  2. (countable) A machine for removing these fibres.
    Synonym: delinter
  3. A person or device that collects lint for use in making hats &c
See also[edit]

Etymology 2[edit]

lint +‎ -er

Noun[edit]

linter (plural linters)

  1. (computing) A program or algorithm that performs linting.

Latin[edit]

Etymology[edit]

From older form lunter, ultimately from Proto-Indo-European *plew- (to wash); more at pluit (it rains). Cf. also Ancient Greek πλυντήρ (pluntḗr).

Pronunciation[edit]

Noun[edit]

linter f or m (genitive lintris); third declension

  1. tub, trough
  2. small light boat, skiff, canoe

Declension[edit]

Third-declension noun (i-stem).

Case Singular Plural
Nominative linter lintrēs
Genitive lintris lintrium
Dative lintrī lintribus
Accusative lintrem lintrēs
lintrīs
Ablative lintre lintribus
Vocative linter lintrēs
  • The genitive plural is sometimes found as lintrum.

Descendants[edit]

  • Albanian: ljundrë
  • Aromanian: luntri, lãndurã
  • Dalmatian: lundro
  • Romanian: luntre

References[edit]

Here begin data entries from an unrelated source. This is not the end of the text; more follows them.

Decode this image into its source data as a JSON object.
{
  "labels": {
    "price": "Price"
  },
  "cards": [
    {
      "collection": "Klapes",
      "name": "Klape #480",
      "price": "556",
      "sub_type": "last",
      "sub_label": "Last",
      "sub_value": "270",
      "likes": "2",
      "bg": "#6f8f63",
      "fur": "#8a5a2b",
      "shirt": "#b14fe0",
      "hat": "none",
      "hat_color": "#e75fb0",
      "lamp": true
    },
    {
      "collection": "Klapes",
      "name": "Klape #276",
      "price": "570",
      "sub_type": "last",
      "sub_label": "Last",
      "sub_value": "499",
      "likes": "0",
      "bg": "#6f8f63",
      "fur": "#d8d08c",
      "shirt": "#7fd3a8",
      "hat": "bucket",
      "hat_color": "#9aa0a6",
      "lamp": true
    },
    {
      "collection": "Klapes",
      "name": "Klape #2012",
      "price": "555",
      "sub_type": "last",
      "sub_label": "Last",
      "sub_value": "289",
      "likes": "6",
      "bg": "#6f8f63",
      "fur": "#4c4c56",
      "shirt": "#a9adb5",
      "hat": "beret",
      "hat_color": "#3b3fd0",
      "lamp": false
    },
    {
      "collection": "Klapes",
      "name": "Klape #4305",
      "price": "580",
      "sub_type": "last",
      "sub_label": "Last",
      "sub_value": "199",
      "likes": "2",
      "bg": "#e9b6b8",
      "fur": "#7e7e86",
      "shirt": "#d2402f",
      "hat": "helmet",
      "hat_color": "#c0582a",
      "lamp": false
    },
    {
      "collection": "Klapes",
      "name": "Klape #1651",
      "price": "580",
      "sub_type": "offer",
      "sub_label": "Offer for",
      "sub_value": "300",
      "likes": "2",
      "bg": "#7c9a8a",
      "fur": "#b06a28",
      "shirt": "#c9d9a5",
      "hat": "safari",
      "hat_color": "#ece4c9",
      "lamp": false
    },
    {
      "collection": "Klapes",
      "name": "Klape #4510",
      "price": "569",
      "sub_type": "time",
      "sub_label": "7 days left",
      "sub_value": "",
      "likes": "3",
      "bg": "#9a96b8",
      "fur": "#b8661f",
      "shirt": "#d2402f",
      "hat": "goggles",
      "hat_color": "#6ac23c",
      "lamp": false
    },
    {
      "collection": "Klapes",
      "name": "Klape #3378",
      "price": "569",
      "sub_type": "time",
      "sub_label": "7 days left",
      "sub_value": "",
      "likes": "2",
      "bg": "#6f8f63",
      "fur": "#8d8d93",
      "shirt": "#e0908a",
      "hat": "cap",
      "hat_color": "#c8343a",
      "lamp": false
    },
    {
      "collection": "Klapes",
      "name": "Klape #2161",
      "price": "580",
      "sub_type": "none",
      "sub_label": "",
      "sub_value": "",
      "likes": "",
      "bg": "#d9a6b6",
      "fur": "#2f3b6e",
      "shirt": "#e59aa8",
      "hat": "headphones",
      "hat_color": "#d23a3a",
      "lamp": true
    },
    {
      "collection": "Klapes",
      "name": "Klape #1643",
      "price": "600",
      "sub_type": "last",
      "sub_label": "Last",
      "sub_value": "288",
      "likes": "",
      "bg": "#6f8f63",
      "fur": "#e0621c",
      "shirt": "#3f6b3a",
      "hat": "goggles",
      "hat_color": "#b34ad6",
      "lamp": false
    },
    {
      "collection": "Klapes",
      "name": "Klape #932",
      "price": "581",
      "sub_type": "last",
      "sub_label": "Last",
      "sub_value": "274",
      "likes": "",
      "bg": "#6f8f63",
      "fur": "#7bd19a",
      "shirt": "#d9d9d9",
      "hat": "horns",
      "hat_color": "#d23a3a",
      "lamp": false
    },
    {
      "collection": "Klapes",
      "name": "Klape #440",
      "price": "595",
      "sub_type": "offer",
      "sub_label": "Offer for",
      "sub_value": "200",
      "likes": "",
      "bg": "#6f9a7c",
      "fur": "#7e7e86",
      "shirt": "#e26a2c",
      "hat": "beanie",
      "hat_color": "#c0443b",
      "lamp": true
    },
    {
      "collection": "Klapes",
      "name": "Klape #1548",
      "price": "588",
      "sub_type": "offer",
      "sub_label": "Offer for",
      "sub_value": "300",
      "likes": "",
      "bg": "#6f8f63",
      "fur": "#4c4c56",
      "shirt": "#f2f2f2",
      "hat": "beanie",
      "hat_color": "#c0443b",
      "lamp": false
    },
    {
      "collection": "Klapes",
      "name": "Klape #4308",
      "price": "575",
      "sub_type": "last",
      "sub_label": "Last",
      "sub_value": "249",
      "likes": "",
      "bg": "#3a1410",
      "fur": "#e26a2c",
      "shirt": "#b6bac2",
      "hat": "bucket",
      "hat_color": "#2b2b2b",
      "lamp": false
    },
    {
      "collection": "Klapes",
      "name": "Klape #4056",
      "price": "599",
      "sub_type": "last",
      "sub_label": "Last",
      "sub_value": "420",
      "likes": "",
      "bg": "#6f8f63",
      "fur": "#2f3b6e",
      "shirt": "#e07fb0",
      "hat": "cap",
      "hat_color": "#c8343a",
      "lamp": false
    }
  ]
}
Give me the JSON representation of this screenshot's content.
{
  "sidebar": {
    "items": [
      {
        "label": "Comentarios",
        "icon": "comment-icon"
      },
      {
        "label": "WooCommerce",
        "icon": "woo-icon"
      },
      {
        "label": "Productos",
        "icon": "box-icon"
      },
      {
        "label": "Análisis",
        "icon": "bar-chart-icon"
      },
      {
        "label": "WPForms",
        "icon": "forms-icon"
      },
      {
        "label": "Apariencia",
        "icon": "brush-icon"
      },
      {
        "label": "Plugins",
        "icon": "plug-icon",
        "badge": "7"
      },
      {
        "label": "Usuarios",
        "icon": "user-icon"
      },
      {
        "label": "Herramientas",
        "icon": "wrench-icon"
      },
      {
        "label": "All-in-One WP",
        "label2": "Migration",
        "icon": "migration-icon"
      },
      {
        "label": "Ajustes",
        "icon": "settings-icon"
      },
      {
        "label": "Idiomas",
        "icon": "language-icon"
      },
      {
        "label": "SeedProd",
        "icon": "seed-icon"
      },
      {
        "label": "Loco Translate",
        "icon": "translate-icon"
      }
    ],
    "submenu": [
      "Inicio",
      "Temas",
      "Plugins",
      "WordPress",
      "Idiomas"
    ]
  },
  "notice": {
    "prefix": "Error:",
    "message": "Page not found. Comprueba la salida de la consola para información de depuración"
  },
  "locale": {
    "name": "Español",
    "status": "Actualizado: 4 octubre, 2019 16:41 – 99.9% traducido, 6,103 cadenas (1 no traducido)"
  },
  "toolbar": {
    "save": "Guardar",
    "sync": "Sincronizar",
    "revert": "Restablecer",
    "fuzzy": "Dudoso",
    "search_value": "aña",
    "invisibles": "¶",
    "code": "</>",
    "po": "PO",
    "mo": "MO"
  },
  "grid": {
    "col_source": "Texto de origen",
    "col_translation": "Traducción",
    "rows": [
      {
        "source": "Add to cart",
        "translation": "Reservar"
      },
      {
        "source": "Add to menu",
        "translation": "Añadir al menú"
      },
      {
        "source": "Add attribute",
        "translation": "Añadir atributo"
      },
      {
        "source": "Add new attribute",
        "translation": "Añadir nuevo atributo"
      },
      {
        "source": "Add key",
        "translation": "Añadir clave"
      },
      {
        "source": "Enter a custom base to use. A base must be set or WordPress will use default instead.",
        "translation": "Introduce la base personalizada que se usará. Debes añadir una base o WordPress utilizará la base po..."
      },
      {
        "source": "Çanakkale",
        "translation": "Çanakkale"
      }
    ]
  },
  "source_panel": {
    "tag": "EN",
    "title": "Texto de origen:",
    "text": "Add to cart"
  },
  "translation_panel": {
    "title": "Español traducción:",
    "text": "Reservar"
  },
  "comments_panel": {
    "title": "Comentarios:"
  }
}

  • linter in Charlton T. Lewis and Charles Short, A Latin Dictionary, Oxford: Clarendon Press, 1879
  • linter in Charlton T. Lewis, An Elementary Latin Dictionary, New York: Harper & Brothers, 1891
  • linter in Gaffiot, Félix, Dictionnaire illustré Latin-Français, Hachette, 1934
  • linter in Harry Thurston Peck, editor, Harper's Dictionary of Classical Antiquities, New York: Harper & Brothers, 1898